(Website and app data records)
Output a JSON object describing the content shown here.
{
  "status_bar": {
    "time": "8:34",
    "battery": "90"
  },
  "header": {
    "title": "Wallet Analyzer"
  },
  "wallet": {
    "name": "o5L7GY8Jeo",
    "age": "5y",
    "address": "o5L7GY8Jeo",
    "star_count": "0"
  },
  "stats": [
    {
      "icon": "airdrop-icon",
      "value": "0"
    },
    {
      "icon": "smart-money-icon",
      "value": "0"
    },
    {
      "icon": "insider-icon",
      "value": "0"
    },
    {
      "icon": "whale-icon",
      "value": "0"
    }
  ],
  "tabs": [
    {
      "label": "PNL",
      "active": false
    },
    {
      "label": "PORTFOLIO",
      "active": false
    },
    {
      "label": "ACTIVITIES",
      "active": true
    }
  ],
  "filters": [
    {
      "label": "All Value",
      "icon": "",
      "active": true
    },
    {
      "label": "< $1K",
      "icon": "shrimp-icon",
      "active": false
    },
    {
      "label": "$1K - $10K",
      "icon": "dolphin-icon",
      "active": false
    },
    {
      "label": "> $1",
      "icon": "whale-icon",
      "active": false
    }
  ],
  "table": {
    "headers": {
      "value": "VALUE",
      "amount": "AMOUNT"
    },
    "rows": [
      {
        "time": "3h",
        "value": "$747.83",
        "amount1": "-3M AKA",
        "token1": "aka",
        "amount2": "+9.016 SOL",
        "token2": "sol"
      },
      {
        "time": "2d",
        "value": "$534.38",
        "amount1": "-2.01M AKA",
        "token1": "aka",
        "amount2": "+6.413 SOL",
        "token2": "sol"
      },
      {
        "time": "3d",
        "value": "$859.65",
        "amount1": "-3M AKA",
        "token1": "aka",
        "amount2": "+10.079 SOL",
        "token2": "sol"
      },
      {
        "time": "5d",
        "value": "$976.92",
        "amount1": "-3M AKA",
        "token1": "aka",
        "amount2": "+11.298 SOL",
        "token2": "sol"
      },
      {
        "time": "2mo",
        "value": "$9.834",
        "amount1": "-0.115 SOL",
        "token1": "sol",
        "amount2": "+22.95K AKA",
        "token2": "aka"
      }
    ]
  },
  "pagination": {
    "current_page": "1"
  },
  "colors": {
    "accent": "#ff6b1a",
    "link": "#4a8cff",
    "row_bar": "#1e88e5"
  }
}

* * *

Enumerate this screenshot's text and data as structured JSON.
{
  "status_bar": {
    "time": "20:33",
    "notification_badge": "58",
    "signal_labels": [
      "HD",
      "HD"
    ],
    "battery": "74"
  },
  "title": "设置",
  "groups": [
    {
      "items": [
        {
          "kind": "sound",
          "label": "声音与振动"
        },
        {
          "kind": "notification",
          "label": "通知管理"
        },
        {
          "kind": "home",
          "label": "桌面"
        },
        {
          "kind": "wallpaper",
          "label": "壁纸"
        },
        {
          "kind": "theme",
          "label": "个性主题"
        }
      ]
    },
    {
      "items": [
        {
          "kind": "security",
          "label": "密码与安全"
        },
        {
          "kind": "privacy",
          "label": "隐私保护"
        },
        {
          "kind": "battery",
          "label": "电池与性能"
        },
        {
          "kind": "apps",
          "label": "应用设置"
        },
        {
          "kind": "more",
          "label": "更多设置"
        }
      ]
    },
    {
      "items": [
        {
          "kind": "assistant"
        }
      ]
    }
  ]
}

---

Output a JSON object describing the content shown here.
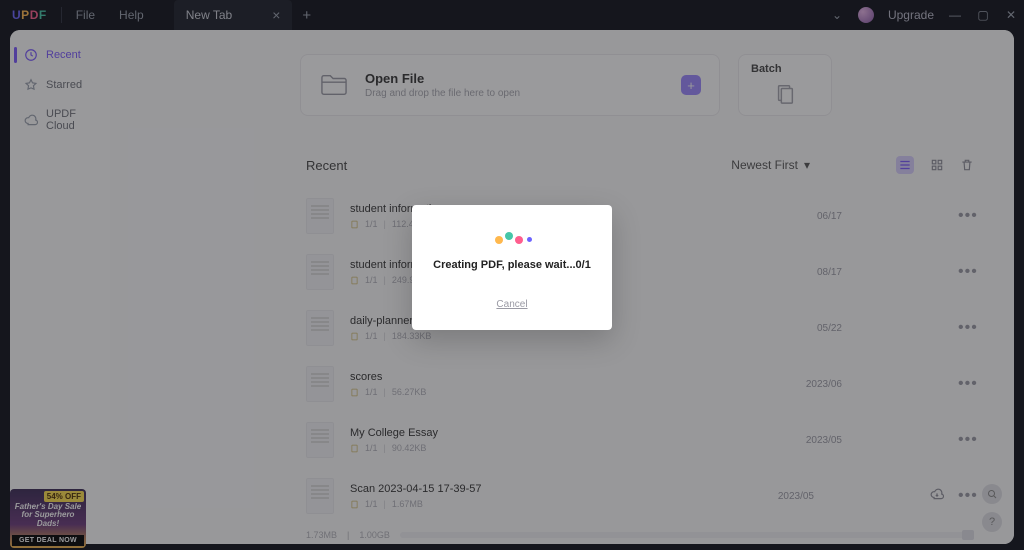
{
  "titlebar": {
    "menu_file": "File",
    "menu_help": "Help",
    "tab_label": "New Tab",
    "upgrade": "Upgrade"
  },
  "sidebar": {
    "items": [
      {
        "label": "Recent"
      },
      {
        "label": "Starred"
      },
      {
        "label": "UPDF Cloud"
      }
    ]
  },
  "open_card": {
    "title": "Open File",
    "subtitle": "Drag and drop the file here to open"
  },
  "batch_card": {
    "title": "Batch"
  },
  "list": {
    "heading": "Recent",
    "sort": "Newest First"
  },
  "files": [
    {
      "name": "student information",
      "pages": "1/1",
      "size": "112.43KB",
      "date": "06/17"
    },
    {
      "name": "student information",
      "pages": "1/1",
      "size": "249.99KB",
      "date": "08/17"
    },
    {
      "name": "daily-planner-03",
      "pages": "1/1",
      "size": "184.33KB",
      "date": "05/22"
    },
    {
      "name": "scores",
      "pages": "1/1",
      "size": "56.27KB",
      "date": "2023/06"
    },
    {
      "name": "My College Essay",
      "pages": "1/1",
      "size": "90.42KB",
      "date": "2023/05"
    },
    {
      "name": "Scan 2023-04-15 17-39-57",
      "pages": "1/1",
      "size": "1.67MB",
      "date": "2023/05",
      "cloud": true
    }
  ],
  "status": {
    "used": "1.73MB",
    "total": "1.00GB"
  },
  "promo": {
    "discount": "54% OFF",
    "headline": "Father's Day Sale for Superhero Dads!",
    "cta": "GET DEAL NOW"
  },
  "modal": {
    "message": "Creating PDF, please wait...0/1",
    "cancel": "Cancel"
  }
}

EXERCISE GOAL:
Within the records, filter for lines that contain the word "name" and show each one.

WRITTEN ANSWER:
    "name": "o5L7GY8Jeo",
      "name": "student information",
      "name": "student information",
      "name": "daily-planner-03",
      "name": "scores",
      "name": "My College Essay",
      "name": "Scan 2023-04-15 17-39-57",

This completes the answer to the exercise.